High In Amino Acids, Particularly L-theanine. 

Yellow tea has a comparatively high amino acid content (Dong, 2018), and free amino acids are an indicator of the freshness of the tea (Yang, 2019). Interestingly, the concentration of amino acid L-theanine is significantly higher in yellow tea leaves than in green tea leaves (Cheng, 2019). L-theanine is relevant to tea drinkers because L-theanine has a wide range of health benefits: positive effects on relaxation, cognitive performance, emotions, sleep, obesity, cancer, cardiovascular diseases, and the common cold (Şanlier, 2017). 

Improvement of Type 2 Diabetes. 

Yellow tea can improve symptoms associated with type 2 diabetes (Teng, 2018). One study found that independent of dose, glucose intolerance and insulin resistance improved with the consumption of yellow tea (Xu, 2018). Yellow tea has also been found to help hyperglycemia and lower blood sugar concentration (Han, 2016). Interestingly, yellow tea’s ability to regulate blood sugar after a meal increases after the roasting process (Zhou, 2018).

Weight Loss. 

One study concluded that yellow tea is a potent anti-obesity agent.
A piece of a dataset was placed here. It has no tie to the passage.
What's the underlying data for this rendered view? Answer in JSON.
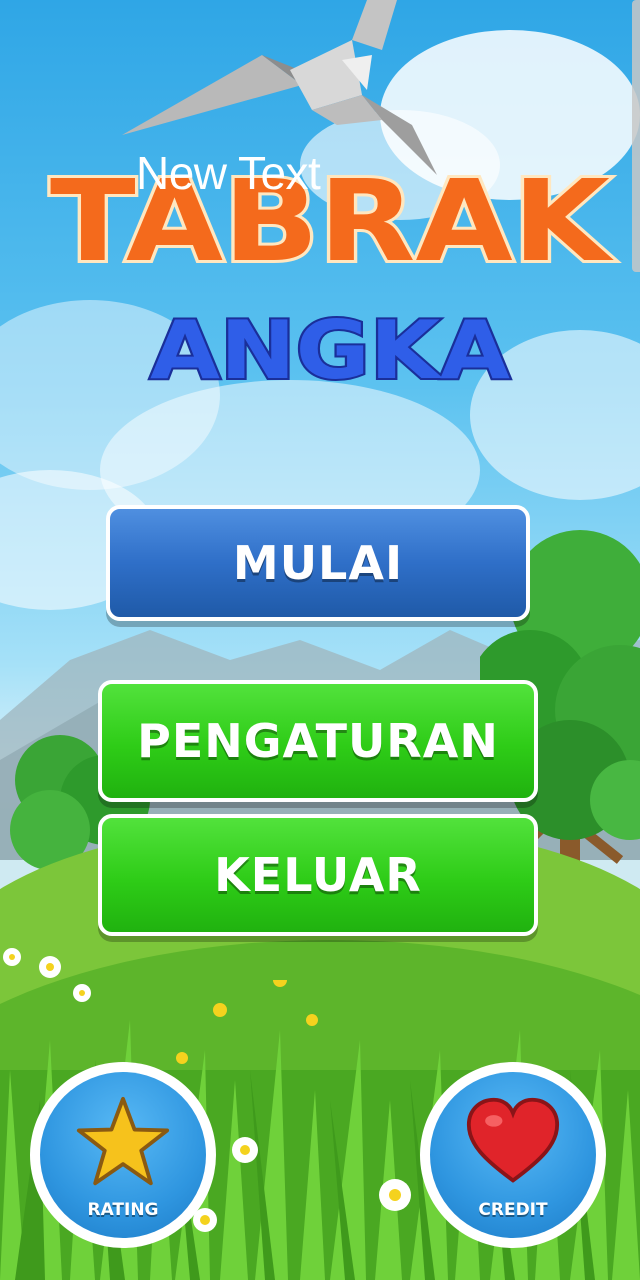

The study inferred that white tea, yellow tea and oolong tea inhibits obesity by increasing energy expenditure and fatty acid oxidation (Liu, 2019). Another study that administered a 12-week treatment of yellow tea to mice found a significant reduction in body weight and fat tissue (Xu, 2018). Research also suggests yellow tea reduces lipid synthesis (Teng, 2018), impeding fat formation. 

Liver Protection. 

One study showed that yellow tea might protect against liver injury (Hashimoto, 2007), improving its antioxidant function (Kujawska, 2016). Another study examined whether yellow tea could protect against carcinogenesis in the liver and found it offered partial protection (Kujawska, 2016).

Summary.

Yellow tea, known as huángchá in Chinese, is unique to China and is rare and expensive. Outside of China, yellow tea is hard to find, and even within China, it may be difficult to source. Yellow tea is rare because only a few regions produce it, and the exact process by which it is made is known only by a few tea masters.

Yellow tea has a long and prestigious history and was the Imperial tribute tea for many dynasties. The Chinese government now maintains control of one of the critical regions of yellow tea production. Both the emperors of old and the Chinese government of today have a custom of bestowing yellow tea as a gift to visiting dignitaries and diplomats.

Five famous varieties of yellow tea are Junshan Yinzhen (Jun Shan Yin Zhen), Meng Ding Huangya (Meng Ding Huang Ya), Pingyang Huangtang (Huang Tang), Da Ye Qing, and Huoshan Huangya (Huo Shan Huang Ya). However, the legitimacy of today’s Huoshan Huangya tea is debated.